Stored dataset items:
★ ★ ★ ★ ★ ★ ★

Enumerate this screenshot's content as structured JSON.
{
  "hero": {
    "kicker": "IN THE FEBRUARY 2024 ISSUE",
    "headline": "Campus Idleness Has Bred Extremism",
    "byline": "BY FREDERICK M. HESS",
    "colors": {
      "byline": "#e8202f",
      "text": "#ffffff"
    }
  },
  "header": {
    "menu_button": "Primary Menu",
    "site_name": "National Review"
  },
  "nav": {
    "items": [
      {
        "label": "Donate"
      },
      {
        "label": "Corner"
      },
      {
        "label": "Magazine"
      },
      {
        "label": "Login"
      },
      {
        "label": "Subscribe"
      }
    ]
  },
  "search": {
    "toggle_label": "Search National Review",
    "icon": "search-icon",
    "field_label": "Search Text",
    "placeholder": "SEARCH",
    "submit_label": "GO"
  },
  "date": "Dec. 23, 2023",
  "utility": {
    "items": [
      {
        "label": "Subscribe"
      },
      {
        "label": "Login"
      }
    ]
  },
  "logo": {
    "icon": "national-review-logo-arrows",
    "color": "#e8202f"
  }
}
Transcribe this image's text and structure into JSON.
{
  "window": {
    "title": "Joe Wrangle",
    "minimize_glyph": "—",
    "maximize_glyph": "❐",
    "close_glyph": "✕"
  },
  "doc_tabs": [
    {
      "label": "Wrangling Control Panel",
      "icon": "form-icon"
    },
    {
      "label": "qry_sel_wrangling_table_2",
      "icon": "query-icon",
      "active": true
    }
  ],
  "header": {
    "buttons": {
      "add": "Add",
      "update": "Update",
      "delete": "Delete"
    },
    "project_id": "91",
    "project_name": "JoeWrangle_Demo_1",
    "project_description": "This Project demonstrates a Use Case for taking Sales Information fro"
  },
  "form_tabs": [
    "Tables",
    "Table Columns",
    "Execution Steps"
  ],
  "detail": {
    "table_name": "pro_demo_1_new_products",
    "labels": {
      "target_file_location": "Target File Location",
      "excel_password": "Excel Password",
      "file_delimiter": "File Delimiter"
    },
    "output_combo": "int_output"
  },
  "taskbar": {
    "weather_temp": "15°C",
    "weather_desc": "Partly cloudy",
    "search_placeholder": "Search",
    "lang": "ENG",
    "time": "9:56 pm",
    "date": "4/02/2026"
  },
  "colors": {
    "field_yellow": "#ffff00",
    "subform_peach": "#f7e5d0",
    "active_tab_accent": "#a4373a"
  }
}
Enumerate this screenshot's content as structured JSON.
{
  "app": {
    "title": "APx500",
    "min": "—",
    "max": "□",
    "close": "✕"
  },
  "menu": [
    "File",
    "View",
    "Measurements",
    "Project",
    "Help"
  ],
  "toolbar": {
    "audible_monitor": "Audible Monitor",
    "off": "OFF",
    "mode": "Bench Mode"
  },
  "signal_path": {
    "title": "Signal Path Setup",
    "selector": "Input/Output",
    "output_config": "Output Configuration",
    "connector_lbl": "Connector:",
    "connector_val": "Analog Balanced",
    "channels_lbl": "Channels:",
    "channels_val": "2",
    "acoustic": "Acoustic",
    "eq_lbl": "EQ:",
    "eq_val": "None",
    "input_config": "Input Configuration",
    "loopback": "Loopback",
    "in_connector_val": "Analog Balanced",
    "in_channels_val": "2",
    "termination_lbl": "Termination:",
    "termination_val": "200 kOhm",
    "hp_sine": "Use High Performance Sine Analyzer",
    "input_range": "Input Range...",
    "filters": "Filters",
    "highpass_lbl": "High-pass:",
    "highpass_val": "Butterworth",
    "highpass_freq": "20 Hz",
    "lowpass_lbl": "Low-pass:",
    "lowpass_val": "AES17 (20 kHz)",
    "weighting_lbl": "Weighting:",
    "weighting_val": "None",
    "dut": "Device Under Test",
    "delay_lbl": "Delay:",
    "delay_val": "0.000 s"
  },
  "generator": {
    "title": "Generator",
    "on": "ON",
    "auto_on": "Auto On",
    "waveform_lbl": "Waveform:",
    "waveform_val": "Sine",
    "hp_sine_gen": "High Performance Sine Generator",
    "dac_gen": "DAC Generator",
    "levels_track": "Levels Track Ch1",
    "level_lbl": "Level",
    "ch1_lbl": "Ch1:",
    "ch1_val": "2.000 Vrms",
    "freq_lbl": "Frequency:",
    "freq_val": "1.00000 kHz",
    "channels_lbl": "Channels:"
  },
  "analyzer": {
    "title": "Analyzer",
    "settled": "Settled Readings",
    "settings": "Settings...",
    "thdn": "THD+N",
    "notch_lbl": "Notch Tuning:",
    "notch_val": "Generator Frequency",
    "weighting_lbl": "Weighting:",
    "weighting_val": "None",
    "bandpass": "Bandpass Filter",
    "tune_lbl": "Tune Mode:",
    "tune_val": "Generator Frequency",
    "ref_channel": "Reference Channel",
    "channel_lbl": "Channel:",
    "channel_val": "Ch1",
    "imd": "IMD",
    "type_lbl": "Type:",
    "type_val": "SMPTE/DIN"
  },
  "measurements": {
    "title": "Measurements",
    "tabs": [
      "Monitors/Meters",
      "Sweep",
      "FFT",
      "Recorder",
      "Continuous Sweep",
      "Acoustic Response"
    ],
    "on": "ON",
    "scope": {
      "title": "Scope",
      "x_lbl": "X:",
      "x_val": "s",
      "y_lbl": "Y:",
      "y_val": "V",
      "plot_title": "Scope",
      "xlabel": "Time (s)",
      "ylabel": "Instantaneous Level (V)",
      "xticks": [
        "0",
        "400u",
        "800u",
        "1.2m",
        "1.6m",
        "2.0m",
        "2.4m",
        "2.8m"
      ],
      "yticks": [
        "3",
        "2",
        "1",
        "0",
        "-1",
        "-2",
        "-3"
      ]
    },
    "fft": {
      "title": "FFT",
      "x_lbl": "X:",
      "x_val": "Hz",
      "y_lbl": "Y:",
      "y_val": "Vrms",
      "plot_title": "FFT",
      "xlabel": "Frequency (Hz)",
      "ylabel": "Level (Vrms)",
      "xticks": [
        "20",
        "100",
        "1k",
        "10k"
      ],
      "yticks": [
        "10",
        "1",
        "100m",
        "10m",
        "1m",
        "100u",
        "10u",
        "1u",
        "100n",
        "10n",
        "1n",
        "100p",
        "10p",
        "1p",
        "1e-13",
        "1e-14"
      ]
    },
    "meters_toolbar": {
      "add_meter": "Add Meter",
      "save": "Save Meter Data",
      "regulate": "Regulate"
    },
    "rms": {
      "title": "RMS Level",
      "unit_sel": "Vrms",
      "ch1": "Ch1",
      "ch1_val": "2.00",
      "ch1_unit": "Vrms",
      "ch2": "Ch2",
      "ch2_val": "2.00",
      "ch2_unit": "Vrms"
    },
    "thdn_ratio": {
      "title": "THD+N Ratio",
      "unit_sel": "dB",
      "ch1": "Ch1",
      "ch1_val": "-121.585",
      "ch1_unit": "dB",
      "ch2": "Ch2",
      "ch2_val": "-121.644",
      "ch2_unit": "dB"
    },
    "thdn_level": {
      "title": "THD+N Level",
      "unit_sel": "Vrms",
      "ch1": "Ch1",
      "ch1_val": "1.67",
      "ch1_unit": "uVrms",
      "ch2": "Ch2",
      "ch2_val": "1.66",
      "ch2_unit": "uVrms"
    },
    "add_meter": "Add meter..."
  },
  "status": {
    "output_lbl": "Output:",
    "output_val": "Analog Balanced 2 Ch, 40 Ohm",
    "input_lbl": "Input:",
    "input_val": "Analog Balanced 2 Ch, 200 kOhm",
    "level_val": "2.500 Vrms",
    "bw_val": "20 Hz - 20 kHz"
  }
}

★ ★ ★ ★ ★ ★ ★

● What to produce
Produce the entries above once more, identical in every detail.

● Your response
Enumerate this screenshot's content as structured JSON.
{
  "hero": {
    "kicker": "IN THE FEBRUARY 2024 ISSUE",
    "headline": "Campus Idleness Has Bred Extremism",
    "byline": "BY FREDERICK M. HESS",
    "colors": {
      "byline": "#e8202f",
      "text": "#ffffff"
    }
  },
  "header": {
    "menu_button": "Primary Menu",
    "site_name": "National Review"
  },
  "nav": {
    "items": [
      {
        "label": "Donate"
      },
      {
        "label": "Corner"
      },
      {
        "label": "Magazine"
      },
      {
        "label": "Login"
      },
      {
        "label": "Subscribe"
      }
    ]
  },
  "search": {
    "toggle_label": "Search National Review",
    "icon": "search-icon",
    "field_label": "Search Text",
    "placeholder": "SEARCH",
    "submit_label": "GO"
  },
  "date": "Dec. 23, 2023",
  "utility": {
    "items": [
      {
        "label": "Subscribe"
      },
      {
        "label": "Login"
      }
    ]
  },
  "logo": {
    "icon": "national-review-logo-arrows",
    "color": "#e8202f"
  }
}
Transcribe this image's text and structure into JSON.
{
  "window": {
    "title": "Joe Wrangle",
    "minimize_glyph": "—",
    "maximize_glyph": "❐",
    "close_glyph": "✕"
  },
  "doc_tabs": [
    {
      "label": "Wrangling Control Panel",
      "icon": "form-icon"
    },
    {
      "label": "qry_sel_wrangling_table_2",
      "icon": "query-icon",
      "active": true
    }
  ],
  "header": {
    "buttons": {
      "add": "Add",
      "update": "Update",
      "delete": "Delete"
    },
    "project_id": "91",
    "project_name": "JoeWrangle_Demo_1",
    "project_description": "This Project demonstrates a Use Case for taking Sales Information fro"
  },
  "form_tabs": [
    "Tables",
    "Table Columns",
    "Execution Steps"
  ],
  "detail": {
    "table_name": "pro_demo_1_new_products",
    "labels": {
      "target_file_location": "Target File Location",
      "excel_password": "Excel Password",
      "file_delimiter": "File Delimiter"
    },
    "output_combo": "int_output"
  },
  "taskbar": {
    "weather_temp": "15°C",
    "weather_desc": "Partly cloudy",
    "search_placeholder": "Search",
    "lang": "ENG",
    "time": "9:56 pm",
    "date": "4/02/2026"
  },
  "colors": {
    "field_yellow": "#ffff00",
    "subform_peach": "#f7e5d0",
    "active_tab_accent": "#a4373a"
  }
}
Enumerate this screenshot's content as structured JSON.
{
  "app": {
    "title": "APx500",
    "min": "—",
    "max": "□",
    "close": "✕"
  },
  "menu": [
    "File",
    "View",
    "Measurements",
    "Project",
    "Help"
  ],
  "toolbar": {
    "audible_monitor": "Audible Monitor",
    "off": "OFF",
    "mode": "Bench Mode"
  },
  "signal_path": {
    "title": "Signal Path Setup",
    "selector": "Input/Output",
    "output_config": "Output Configuration",
    "connector_lbl": "Connector:",
    "connector_val": "Analog Balanced",
    "channels_lbl": "Channels:",
    "channels_val": "2",
    "acoustic": "Acoustic",
    "eq_lbl": "EQ:",
    "eq_val": "None",
    "input_config": "Input Configuration",
    "loopback": "Loopback",
    "in_connector_val": "Analog Balanced",
    "in_channels_val": "2",
    "termination_lbl": "Termination:",
    "termination_val": "200 kOhm",
    "hp_sine": "Use High Performance Sine Analyzer",
    "input_range": "Input Range...",
    "filters": "Filters",
    "highpass_lbl": "High-pass:",
    "highpass_val": "Butterworth",
    "highpass_freq": "20 Hz",
    "lowpass_lbl": "Low-pass:",
    "lowpass_val": "AES17 (20 kHz)",
    "weighting_lbl": "Weighting:",
    "weighting_val": "None",
    "dut": "Device Under Test",
    "delay_lbl": "Delay:",
    "delay_val": "0.000 s"
  },
  "generator": {
    "title": "Generator",
    "on": "ON",
    "auto_on": "Auto On",
    "waveform_lbl": "Waveform:",
    "waveform_val": "Sine",
    "hp_sine_gen": "High Performance Sine Generator",
    "dac_gen": "DAC Generator",
    "levels_track": "Levels Track Ch1",
    "level_lbl": "Level",
    "ch1_lbl": "Ch1:",
    "ch1_val": "2.000 Vrms",
    "freq_lbl": "Frequency:",
    "freq_val": "1.00000 kHz",
    "channels_lbl": "Channels:"
  },
  "analyzer": {
    "title": "Analyzer",
    "settled": "Settled Readings",
    "settings": "Settings...",
    "thdn": "THD+N",
    "notch_lbl": "Notch Tuning:",
    "notch_val": "Generator Frequency",
    "weighting_lbl": "Weighting:",
    "weighting_val": "None",
    "bandpass": "Bandpass Filter",
    "tune_lbl": "Tune Mode:",
    "tune_val": "Generator Frequency",
    "ref_channel": "Reference Channel",
    "channel_lbl": "Channel:",
    "channel_val": "Ch1",
    "imd": "IMD",
    "type_lbl": "Type:",
    "type_val": "SMPTE/DIN"
  },
  "measurements": {
    "title": "Measurements",
    "tabs": [
      "Monitors/Meters",
      "Sweep",
      "FFT",
      "Recorder",
      "Continuous Sweep",
      "Acoustic Response"
    ],
    "on": "ON",
    "scope": {
      "title": "Scope",
      "x_lbl": "X:",
      "x_val": "s",
      "y_lbl": "Y:",
      "y_val": "V",
      "plot_title": "Scope",
      "xlabel": "Time (s)",
      "ylabel": "Instantaneous Level (V)",
      "xticks": [
        "0",
        "400u",
        "800u",
        "1.2m",
        "1.6m",
        "2.0m",
        "2.4m",
        "2.8m"
      ],
      "yticks": [
        "3",
        "2",
        "1",
        "0",
        "-1",
        "-2",
        "-3"
      ]
    },
    "fft": {
      "title": "FFT",
      "x_lbl": "X:",
      "x_val": "Hz",
      "y_lbl": "Y:",
      "y_val": "Vrms",
      "plot_title": "FFT",
      "xlabel": "Frequency (Hz)",
      "ylabel": "Level (Vrms)",
      "xticks": [
        "20",
        "100",
        "1k",
        "10k"
      ],
      "yticks": [
        "10",
        "1",
        "100m",
        "10m",
        "1m",
        "100u",
        "10u",
        "1u",
        "100n",
        "10n",
        "1n",
        "100p",
        "10p",
        "1p",
        "1e-13",
        "1e-14"
      ]
    },
    "meters_toolbar": {
      "add_meter": "Add Meter",
      "save": "Save Meter Data",
      "regulate": "Regulate"
    },
    "rms": {
      "title": "RMS Level",
      "unit_sel": "Vrms",
      "ch1": "Ch1",
      "ch1_val": "2.00",
      "ch1_unit": "Vrms",
      "ch2": "Ch2",
      "ch2_val": "2.00",
      "ch2_unit": "Vrms"
    },
    "thdn_ratio": {
      "title": "THD+N Ratio",
      "unit_sel": "dB",
      "ch1": "Ch1",
      "ch1_val": "-121.585",
      "ch1_unit": "dB",
      "ch2": "Ch2",
      "ch2_val": "-121.644",
      "ch2_unit": "dB"
    },
    "thdn_level": {
      "title": "THD+N Level",
      "unit_sel": "Vrms",
      "ch1": "Ch1",
      "ch1_val": "1.67",
      "ch1_unit": "uVrms",
      "ch2": "Ch2",
      "ch2_val": "1.66",
      "ch2_unit": "uVrms"
    },
    "add_meter": "Add meter..."
  },
  "status": {
    "output_lbl": "Output:",
    "output_val": "Analog Balanced 2 Ch, 40 Ohm",
    "input_lbl": "Input:",
    "input_val": "Analog Balanced 2 Ch, 200 kOhm",
    "level_val": "2.500 Vrms",
    "bw_val": "20 Hz - 20 kHz"
  }
}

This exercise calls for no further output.